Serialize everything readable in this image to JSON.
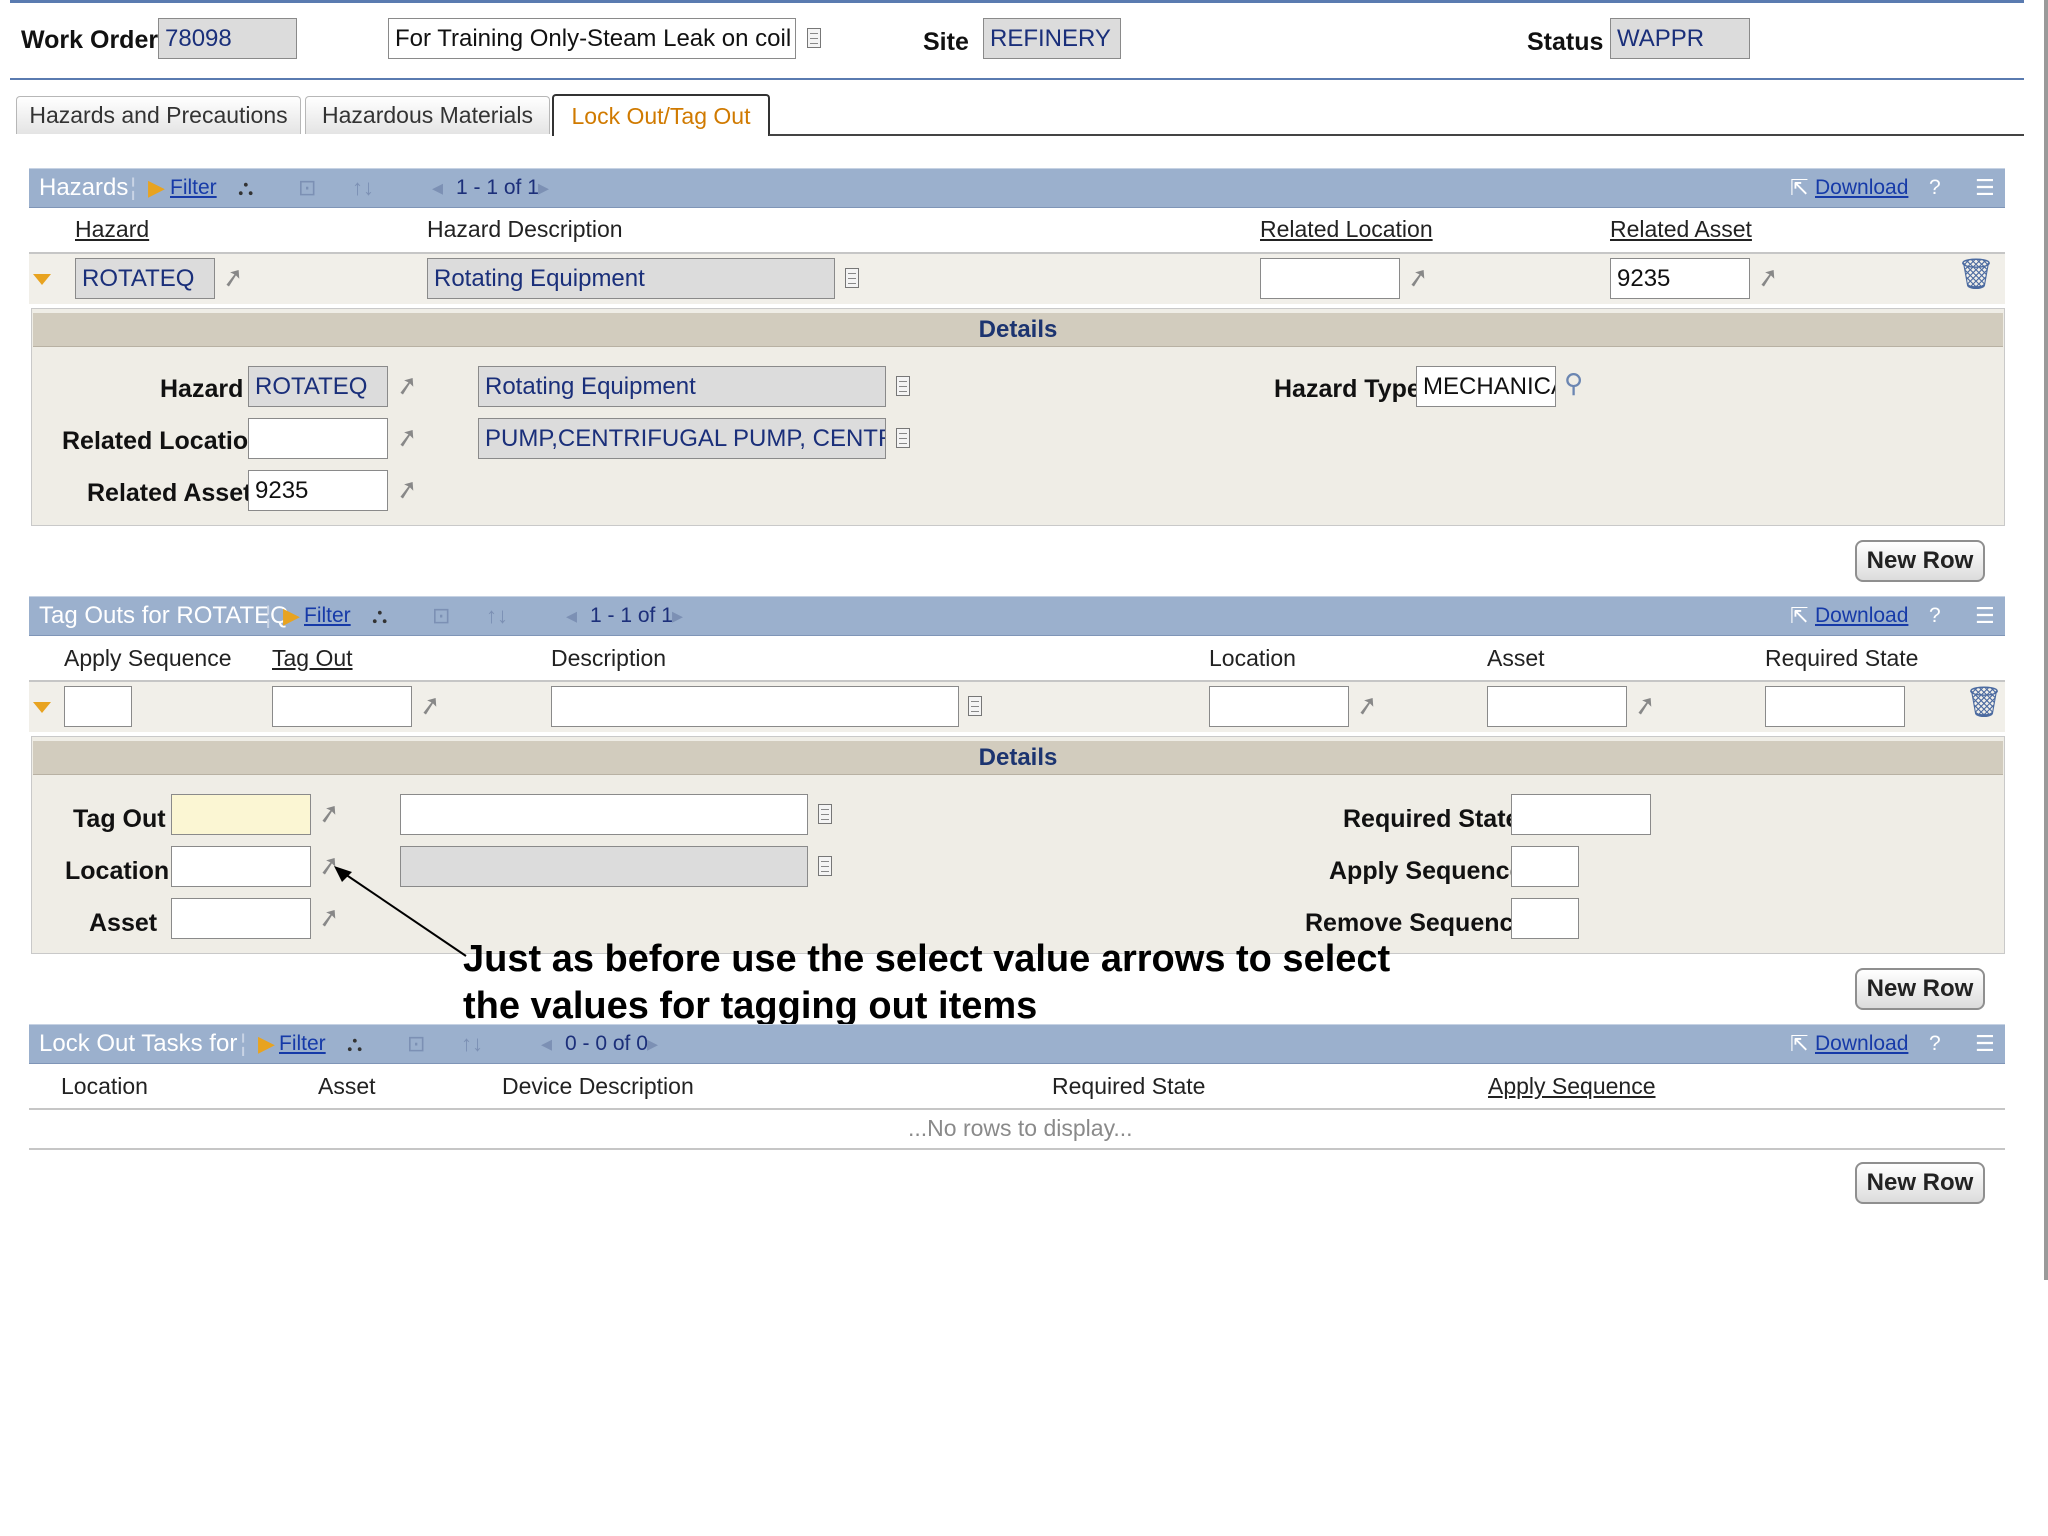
{
  "header": {
    "work_order_label": "Work Order",
    "work_order_value": "78098",
    "description_value": "For Training Only-Steam Leak on coil",
    "site_label": "Site",
    "site_value": "REFINERY",
    "status_label": "Status",
    "status_value": "WAPPR"
  },
  "tabs": [
    {
      "label": "Hazards and Precautions"
    },
    {
      "label": "Hazardous Materials"
    },
    {
      "label": "Lock Out/Tag Out"
    }
  ],
  "hazards": {
    "title": "Hazards",
    "filter_label": "Filter",
    "pagination": "1 - 1 of 1",
    "download_label": "Download",
    "help_label": "?",
    "columns": [
      "Hazard",
      "Hazard Description",
      "Related Location",
      "Related Asset"
    ],
    "row": {
      "hazard": "ROTATEQ",
      "description": "Rotating Equipment",
      "related_location": "",
      "related_asset": "9235"
    },
    "details": {
      "title": "Details",
      "hazard_label": "Hazard",
      "hazard_value": "ROTATEQ",
      "hazard_desc": "Rotating Equipment",
      "related_location_label": "Related Location",
      "related_location_value": "",
      "location_desc": "PUMP,CENTRIFUGAL PUMP, CENTRIFUGAL",
      "related_asset_label": "Related Asset",
      "related_asset_value": "9235",
      "hazard_type_label": "Hazard Type",
      "hazard_type_value": "MECHANICAL"
    },
    "new_row_label": "New Row"
  },
  "tagouts": {
    "title": "Tag Outs for ROTATEQ",
    "filter_label": "Filter",
    "pagination": "1 - 1 of 1",
    "download_label": "Download",
    "help_label": "?",
    "columns": [
      "Apply Sequence",
      "Tag Out",
      "Description",
      "Location",
      "Asset",
      "Required State"
    ],
    "details": {
      "title": "Details",
      "tag_out_label": "Tag Out",
      "location_label": "Location",
      "asset_label": "Asset",
      "required_state_label": "Required State",
      "apply_sequence_label": "Apply Sequence",
      "remove_sequence_label": "Remove Sequence"
    },
    "new_row_label": "New Row"
  },
  "lockout": {
    "title": "Lock Out Tasks for",
    "filter_label": "Filter",
    "pagination": "0 - 0 of 0",
    "download_label": "Download",
    "help_label": "?",
    "columns": [
      "Location",
      "Asset",
      "Device Description",
      "Required State",
      "Apply Sequence"
    ],
    "empty_message": "...No rows to display...",
    "new_row_label": "New Row"
  },
  "annotation": {
    "line1": "Just as before use the select value arrows to select",
    "line2": "the values for tagging out items"
  },
  "icons": {
    "filter": "filter-arrow-icon",
    "find": "binoculars-icon",
    "clear": "clear-filter-icon",
    "sort": "sort-arrows-icon",
    "prev": "previous-page-icon",
    "next": "next-page-icon",
    "select_value": "select-value-arrow-icon",
    "long_description": "long-description-icon",
    "detail_menu": "detail-menu-icon",
    "delete": "trash-icon"
  },
  "colors": {
    "section_bar": "#9bb0cd",
    "active_tab_text": "#d07a00",
    "readonly_field": "#dcdcdc",
    "required_field": "#fbf6d3",
    "details_panel": "#efede6",
    "link": "#163aa8"
  }
}
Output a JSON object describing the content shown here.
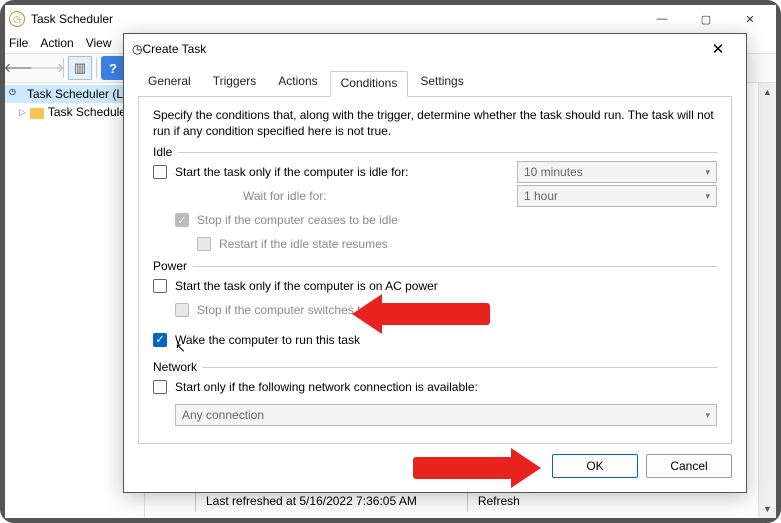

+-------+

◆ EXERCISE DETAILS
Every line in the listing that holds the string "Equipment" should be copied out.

◆ RESPONSE TO THE EXERCISE
      "description": "Rotating Equipment",
      "hazard_desc": "Rotating Equipment",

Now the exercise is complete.